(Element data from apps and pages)

____

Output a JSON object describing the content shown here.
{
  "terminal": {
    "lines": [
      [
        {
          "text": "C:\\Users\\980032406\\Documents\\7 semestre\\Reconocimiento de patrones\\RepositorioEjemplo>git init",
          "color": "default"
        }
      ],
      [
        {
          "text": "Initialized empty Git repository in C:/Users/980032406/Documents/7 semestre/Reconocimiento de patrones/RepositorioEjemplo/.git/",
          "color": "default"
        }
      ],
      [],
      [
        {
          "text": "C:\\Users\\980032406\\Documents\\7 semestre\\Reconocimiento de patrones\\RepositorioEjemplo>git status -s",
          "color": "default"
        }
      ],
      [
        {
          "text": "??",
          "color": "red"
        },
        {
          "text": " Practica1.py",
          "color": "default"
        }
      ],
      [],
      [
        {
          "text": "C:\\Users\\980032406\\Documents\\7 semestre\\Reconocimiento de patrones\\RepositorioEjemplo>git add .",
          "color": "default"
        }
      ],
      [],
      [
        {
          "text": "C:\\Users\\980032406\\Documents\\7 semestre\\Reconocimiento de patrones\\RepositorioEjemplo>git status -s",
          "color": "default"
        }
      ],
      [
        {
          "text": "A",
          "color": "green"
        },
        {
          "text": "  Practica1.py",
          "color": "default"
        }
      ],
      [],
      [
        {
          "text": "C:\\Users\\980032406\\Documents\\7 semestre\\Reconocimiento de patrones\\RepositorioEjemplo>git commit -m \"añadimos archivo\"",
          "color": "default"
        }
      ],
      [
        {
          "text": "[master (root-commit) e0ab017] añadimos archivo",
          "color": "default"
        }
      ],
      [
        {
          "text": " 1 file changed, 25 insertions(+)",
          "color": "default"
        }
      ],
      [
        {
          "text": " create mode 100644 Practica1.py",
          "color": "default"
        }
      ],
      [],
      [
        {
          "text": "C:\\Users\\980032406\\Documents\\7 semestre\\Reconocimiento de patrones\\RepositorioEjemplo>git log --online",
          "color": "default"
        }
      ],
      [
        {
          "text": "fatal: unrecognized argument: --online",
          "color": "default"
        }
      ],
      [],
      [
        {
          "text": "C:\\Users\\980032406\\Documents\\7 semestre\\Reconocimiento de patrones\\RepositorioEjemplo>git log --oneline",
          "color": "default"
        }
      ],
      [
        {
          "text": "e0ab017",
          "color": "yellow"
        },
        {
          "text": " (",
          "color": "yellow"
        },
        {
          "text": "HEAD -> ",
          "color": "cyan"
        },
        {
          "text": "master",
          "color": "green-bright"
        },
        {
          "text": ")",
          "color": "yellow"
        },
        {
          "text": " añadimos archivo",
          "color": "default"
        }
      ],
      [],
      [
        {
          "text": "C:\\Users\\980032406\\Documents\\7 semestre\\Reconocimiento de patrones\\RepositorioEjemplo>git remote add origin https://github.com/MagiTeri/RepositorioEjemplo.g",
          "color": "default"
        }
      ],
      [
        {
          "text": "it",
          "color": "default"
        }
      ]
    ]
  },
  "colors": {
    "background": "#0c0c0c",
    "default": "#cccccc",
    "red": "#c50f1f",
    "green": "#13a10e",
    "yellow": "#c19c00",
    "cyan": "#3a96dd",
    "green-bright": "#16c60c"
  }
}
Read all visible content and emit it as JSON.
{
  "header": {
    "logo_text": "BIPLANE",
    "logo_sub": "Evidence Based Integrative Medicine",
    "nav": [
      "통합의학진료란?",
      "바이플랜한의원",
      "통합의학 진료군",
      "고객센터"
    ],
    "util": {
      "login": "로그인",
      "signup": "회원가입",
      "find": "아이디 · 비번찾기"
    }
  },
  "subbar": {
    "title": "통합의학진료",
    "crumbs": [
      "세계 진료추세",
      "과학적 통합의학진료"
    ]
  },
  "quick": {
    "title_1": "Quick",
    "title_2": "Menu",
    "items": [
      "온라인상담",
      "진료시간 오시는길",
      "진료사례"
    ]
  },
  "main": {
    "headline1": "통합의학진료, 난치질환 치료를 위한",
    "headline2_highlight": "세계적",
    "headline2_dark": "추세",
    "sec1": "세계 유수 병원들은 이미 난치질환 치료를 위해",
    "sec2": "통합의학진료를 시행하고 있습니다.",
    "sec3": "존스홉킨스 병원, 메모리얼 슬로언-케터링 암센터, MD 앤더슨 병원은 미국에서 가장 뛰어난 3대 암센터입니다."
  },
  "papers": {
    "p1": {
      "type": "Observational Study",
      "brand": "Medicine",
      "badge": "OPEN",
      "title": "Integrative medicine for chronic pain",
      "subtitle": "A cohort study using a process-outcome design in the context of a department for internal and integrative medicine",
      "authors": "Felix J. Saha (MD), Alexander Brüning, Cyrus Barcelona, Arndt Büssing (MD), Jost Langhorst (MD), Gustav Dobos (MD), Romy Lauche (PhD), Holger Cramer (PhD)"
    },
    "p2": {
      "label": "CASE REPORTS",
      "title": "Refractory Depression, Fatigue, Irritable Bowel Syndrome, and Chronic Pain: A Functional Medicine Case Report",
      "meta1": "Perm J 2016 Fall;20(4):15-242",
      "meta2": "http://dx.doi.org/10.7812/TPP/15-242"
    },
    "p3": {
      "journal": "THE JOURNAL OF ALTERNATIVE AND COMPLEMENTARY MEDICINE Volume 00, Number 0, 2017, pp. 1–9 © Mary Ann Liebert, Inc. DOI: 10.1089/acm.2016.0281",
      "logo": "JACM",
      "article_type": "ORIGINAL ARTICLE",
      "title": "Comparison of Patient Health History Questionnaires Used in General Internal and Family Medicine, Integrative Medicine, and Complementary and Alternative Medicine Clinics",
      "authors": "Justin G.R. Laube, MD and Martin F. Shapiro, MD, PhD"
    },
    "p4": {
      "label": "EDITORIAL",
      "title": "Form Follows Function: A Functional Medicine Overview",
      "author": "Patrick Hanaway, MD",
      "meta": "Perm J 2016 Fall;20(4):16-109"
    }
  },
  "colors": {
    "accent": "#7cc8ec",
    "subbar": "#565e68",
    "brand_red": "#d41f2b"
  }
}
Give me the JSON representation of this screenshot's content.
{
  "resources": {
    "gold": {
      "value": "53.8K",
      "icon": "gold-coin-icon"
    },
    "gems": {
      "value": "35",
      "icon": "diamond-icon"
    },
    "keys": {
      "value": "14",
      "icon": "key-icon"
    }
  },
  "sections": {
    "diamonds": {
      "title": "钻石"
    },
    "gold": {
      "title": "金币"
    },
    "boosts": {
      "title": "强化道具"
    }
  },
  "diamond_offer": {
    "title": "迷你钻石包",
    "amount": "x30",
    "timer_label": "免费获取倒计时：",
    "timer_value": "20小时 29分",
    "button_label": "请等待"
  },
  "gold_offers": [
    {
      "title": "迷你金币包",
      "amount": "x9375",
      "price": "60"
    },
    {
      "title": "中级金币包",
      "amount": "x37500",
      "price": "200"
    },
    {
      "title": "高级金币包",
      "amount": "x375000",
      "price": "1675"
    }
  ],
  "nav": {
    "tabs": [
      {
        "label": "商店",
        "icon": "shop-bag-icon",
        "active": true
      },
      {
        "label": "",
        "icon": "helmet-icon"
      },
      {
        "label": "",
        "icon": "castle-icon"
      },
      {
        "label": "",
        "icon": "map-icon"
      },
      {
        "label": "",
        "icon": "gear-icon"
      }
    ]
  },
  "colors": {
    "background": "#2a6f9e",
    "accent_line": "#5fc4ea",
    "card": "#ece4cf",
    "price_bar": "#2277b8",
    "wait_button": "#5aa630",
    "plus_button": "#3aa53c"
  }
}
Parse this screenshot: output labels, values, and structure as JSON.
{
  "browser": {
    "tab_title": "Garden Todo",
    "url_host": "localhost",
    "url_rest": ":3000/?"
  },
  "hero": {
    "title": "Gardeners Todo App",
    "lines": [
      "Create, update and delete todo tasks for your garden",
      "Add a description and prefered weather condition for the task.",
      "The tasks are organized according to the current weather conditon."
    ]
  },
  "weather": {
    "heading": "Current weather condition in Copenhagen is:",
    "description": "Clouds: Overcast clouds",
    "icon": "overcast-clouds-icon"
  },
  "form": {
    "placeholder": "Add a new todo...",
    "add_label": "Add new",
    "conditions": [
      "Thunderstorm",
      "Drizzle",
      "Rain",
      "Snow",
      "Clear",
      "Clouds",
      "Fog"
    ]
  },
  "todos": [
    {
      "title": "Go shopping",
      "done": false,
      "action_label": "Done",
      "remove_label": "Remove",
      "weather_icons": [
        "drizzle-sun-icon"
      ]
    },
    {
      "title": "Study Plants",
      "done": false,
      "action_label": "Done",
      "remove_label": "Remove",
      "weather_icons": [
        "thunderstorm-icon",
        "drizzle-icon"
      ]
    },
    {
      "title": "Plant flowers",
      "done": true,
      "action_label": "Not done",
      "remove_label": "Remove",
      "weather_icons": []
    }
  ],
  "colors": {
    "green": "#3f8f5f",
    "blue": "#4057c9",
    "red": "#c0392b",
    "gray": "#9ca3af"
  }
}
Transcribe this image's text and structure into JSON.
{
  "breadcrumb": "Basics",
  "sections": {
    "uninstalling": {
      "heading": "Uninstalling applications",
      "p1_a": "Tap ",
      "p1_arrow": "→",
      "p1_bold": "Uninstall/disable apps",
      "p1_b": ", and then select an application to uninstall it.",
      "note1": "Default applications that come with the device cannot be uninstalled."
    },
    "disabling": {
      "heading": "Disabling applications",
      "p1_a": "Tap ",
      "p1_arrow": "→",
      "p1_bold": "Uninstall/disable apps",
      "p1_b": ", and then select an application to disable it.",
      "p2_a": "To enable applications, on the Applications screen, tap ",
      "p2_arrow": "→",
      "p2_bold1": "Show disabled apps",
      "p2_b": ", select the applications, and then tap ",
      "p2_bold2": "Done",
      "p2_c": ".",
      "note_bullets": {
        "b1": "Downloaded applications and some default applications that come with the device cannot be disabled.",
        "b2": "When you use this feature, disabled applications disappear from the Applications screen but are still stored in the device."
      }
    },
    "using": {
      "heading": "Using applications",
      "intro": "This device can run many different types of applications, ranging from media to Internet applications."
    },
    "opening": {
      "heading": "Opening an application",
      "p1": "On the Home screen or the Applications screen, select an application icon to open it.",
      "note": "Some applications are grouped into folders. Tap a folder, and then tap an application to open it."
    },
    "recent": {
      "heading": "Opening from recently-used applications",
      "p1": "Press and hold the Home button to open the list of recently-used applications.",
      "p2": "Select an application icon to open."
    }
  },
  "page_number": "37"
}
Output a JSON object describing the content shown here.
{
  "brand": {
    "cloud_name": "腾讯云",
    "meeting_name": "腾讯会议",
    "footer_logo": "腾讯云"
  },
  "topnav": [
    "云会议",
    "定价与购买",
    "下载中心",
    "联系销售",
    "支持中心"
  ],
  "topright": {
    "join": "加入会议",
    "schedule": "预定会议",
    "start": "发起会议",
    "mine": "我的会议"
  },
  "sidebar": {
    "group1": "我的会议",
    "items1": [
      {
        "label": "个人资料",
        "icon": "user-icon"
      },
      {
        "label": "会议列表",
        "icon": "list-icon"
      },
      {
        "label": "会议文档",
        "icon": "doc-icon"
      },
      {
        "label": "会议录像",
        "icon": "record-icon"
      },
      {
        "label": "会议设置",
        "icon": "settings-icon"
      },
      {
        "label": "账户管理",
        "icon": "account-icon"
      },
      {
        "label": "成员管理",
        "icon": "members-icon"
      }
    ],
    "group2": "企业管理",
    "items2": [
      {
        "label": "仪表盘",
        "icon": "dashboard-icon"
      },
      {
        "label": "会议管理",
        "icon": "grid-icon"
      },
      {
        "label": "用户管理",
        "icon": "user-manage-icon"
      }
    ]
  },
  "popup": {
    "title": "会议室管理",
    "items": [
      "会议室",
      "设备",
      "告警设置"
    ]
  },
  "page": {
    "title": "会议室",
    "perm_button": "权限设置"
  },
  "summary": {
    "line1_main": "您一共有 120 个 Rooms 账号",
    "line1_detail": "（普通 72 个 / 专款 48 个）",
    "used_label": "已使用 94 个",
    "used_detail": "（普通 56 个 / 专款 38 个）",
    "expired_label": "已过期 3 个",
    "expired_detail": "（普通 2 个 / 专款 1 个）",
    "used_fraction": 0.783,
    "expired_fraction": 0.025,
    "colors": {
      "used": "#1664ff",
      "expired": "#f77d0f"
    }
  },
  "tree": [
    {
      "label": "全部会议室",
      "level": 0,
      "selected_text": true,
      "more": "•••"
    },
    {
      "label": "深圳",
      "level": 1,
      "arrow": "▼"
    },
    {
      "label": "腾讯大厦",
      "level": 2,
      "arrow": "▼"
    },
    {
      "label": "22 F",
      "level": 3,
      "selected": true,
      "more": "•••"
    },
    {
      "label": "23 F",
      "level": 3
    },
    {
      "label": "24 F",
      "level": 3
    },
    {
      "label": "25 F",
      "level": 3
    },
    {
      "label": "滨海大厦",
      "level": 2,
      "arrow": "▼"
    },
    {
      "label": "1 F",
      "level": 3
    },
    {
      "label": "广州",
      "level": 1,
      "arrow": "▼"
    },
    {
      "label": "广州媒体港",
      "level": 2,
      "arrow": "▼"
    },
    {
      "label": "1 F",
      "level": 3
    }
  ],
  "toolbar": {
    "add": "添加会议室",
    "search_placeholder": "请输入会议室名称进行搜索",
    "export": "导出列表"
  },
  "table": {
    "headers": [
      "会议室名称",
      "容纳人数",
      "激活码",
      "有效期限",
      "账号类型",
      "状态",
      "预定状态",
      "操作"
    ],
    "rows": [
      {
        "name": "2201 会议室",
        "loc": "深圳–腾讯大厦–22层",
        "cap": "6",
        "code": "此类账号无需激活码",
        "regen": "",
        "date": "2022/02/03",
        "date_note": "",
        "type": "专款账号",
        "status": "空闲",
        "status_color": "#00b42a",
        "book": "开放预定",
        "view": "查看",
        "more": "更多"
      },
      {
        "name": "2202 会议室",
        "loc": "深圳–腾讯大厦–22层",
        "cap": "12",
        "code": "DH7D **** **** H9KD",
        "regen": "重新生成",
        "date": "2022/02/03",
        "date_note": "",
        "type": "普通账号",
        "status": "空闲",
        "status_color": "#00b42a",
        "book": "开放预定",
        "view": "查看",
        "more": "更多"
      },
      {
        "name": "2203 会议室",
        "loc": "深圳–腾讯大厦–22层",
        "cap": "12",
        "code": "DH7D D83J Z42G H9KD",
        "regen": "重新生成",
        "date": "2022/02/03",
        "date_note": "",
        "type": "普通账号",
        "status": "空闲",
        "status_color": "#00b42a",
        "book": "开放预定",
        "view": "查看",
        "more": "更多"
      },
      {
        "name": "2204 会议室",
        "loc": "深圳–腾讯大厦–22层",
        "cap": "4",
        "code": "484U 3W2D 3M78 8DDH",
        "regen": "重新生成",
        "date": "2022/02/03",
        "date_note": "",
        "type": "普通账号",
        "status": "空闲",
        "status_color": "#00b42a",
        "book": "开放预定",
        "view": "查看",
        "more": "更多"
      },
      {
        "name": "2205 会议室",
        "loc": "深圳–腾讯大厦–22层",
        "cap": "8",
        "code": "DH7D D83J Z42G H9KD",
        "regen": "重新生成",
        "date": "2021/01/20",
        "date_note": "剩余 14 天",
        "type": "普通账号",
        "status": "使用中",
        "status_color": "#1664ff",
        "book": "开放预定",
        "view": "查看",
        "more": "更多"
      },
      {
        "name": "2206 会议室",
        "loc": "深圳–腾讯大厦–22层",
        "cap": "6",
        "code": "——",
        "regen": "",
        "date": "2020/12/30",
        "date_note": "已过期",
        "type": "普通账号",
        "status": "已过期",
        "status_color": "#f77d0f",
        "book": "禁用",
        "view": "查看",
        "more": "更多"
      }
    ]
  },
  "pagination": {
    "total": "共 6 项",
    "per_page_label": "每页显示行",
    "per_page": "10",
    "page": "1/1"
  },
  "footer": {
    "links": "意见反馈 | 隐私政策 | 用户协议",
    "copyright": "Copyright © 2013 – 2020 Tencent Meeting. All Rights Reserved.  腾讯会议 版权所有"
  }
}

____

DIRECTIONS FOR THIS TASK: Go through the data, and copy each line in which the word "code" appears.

TASK RESPONSE:
        "code": "此类账号无需激活码",
        "code": "DH7D **** **** H9KD",
        "code": "DH7D D83J Z42G H9KD",
        "code": "484U 3W2D 3M78 8DDH",
        "code": "DH7D D83J Z42G H9KD",
        "code": "——",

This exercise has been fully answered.